Task to complete: Pick out the lines in the listing below that contain the word "previously" and copy them.

════════

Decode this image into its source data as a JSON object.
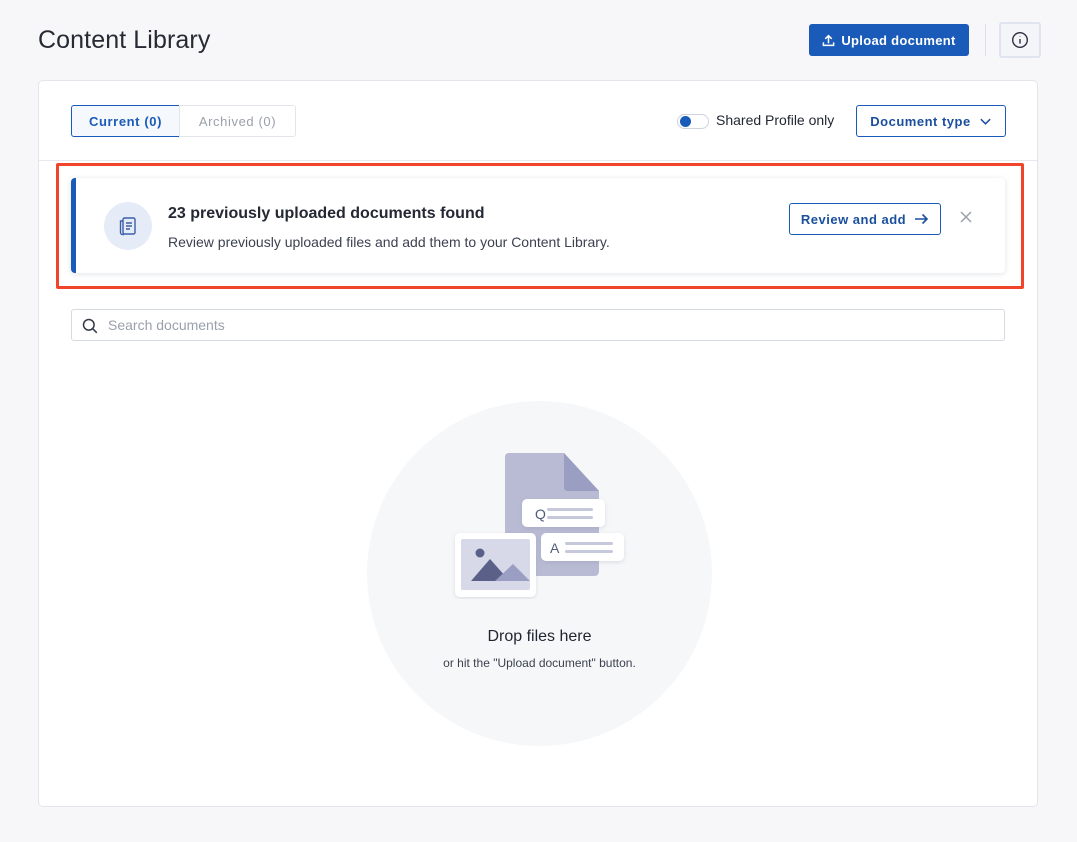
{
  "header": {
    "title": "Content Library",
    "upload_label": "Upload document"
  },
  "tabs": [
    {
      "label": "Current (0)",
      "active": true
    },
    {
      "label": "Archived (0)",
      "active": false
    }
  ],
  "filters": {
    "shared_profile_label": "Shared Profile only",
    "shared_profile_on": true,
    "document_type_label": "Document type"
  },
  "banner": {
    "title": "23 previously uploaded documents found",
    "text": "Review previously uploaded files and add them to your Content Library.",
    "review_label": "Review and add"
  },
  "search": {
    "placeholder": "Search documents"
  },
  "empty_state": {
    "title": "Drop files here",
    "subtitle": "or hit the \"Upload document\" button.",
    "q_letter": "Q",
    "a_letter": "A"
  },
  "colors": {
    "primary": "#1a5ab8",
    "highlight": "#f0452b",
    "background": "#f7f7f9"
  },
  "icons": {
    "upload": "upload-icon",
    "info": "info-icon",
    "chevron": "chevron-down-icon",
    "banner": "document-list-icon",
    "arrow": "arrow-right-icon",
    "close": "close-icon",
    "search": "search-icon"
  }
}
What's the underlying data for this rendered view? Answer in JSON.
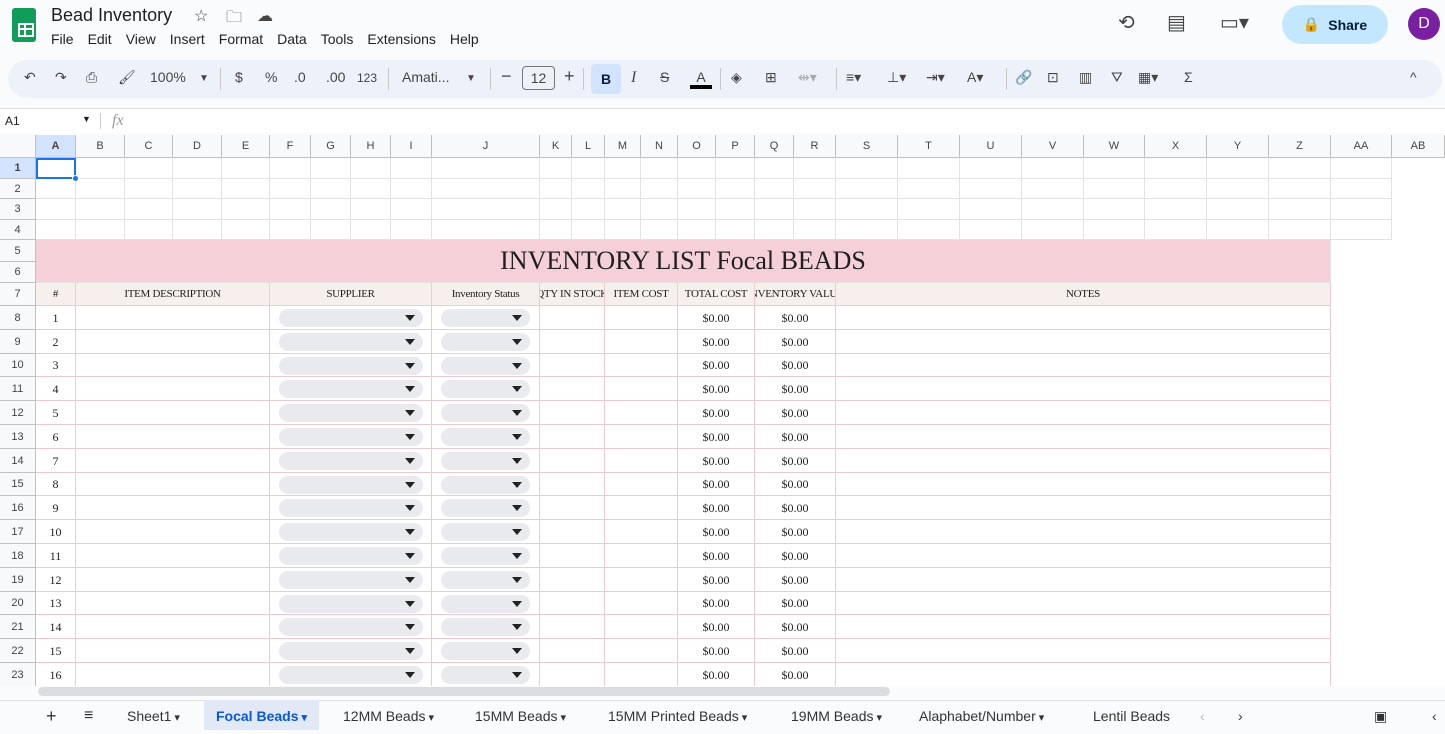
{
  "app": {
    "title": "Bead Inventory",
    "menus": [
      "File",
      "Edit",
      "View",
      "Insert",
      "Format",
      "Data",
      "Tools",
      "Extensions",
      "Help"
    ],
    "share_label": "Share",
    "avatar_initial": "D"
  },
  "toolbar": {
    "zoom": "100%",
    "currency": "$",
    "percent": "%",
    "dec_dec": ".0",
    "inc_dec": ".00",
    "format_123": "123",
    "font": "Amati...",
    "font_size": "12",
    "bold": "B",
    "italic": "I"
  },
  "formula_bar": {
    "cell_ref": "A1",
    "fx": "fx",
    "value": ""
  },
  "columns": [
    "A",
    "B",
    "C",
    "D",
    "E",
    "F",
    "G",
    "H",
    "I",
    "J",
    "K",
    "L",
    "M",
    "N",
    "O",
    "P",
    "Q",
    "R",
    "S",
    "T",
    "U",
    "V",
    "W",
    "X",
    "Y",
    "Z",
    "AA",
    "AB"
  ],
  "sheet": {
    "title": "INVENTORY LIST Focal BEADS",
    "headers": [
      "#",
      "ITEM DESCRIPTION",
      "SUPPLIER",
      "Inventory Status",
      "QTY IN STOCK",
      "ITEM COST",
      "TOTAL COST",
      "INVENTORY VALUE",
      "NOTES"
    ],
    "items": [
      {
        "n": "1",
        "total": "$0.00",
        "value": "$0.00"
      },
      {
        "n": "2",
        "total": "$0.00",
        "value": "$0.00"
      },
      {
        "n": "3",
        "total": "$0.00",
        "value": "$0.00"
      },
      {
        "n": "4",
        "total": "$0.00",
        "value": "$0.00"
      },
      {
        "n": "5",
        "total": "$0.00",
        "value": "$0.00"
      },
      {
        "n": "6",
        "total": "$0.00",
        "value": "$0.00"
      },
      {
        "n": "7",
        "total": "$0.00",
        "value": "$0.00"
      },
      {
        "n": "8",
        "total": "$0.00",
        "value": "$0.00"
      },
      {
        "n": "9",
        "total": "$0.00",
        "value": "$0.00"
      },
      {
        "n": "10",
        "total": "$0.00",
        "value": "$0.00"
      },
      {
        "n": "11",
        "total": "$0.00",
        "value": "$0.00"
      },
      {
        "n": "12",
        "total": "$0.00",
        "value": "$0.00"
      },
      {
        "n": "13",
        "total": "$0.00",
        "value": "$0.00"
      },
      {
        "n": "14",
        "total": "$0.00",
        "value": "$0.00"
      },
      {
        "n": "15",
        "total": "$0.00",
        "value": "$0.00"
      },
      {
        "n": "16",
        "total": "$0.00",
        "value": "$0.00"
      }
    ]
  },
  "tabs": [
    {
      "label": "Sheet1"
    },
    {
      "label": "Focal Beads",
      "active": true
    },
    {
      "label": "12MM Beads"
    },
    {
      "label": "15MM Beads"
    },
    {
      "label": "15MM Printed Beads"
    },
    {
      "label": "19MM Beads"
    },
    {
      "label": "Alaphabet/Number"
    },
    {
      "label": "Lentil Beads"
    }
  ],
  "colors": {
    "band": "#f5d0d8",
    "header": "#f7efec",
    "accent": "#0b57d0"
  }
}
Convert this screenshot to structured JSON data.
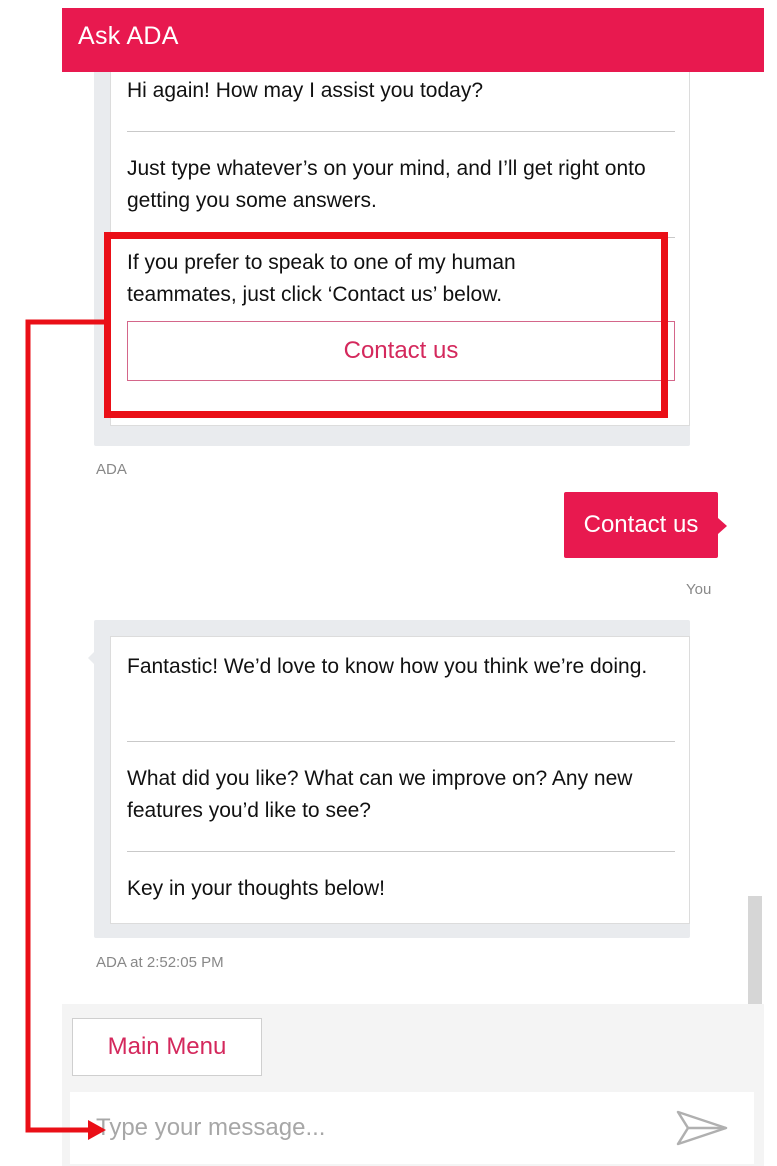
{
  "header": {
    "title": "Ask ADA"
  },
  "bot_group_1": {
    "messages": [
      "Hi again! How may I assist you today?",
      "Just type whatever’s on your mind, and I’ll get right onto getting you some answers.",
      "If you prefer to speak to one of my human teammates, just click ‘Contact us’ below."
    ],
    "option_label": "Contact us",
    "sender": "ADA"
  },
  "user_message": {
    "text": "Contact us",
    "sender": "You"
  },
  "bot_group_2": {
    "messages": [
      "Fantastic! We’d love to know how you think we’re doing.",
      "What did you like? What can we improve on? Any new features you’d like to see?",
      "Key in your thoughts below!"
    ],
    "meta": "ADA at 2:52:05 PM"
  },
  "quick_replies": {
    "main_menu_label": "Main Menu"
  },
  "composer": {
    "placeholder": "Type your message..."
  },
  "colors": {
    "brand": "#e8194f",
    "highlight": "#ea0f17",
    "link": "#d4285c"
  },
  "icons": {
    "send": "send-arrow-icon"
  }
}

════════

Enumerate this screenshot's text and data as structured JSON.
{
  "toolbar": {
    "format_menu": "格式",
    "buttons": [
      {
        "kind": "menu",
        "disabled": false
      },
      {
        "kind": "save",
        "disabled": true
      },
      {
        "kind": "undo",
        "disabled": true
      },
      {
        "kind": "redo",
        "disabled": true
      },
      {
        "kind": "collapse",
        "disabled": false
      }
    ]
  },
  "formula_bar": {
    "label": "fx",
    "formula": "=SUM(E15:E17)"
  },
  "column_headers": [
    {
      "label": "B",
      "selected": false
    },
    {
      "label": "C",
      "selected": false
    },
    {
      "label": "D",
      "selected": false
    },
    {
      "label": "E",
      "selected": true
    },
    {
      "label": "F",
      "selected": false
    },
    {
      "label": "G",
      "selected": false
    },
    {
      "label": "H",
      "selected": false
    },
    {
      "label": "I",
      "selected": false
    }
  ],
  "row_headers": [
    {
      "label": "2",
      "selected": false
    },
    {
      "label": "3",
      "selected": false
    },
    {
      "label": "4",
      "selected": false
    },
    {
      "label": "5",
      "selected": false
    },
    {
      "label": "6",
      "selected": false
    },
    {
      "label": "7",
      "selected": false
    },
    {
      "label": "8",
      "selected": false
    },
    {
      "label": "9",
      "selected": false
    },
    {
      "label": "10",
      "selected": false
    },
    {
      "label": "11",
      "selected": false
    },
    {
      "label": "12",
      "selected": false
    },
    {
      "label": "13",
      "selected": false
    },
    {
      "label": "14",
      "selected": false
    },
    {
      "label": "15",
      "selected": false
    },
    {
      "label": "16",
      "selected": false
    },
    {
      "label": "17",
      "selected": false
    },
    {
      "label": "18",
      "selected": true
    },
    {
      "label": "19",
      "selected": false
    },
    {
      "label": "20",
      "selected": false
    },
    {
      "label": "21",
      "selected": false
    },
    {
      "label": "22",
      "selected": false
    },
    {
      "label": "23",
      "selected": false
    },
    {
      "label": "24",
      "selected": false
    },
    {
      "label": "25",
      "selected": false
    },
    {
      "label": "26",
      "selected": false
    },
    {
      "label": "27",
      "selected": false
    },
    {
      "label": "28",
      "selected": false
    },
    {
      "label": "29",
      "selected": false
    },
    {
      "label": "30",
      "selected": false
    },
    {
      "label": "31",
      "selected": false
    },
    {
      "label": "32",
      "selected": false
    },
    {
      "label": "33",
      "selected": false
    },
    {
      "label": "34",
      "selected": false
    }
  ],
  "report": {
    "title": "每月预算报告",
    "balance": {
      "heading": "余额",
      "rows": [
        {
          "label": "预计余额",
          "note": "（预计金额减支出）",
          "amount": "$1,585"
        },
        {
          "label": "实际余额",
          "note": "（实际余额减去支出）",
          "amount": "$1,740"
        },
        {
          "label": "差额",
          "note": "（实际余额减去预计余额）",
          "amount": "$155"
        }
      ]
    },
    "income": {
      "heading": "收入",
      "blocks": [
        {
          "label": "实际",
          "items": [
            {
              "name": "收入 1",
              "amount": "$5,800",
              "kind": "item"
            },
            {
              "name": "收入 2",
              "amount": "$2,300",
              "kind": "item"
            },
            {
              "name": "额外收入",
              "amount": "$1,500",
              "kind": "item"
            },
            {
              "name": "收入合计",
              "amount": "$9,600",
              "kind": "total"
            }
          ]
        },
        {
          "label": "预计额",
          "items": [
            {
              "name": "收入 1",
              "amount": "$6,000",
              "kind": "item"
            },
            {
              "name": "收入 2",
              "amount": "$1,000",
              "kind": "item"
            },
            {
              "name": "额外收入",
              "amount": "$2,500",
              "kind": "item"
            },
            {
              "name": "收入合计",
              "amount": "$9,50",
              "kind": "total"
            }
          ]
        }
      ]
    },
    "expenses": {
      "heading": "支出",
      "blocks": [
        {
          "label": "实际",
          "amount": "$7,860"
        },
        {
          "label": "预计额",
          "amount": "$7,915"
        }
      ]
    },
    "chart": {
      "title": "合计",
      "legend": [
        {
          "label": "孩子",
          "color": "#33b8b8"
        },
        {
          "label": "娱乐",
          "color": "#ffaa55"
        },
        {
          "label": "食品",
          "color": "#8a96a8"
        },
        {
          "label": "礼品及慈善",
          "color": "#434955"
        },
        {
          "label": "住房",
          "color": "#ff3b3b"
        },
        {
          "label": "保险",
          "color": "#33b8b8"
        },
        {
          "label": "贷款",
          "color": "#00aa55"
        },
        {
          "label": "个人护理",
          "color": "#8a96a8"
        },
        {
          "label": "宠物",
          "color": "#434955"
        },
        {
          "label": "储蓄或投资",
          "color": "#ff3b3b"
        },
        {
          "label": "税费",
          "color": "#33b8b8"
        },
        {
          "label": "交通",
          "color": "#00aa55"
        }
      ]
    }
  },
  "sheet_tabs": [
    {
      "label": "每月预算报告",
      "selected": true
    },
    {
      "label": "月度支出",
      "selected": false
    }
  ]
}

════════

Response area:
    "title": "23 previously uploaded documents found",
    "text": "Review previously uploaded files and add them to your Content Library.",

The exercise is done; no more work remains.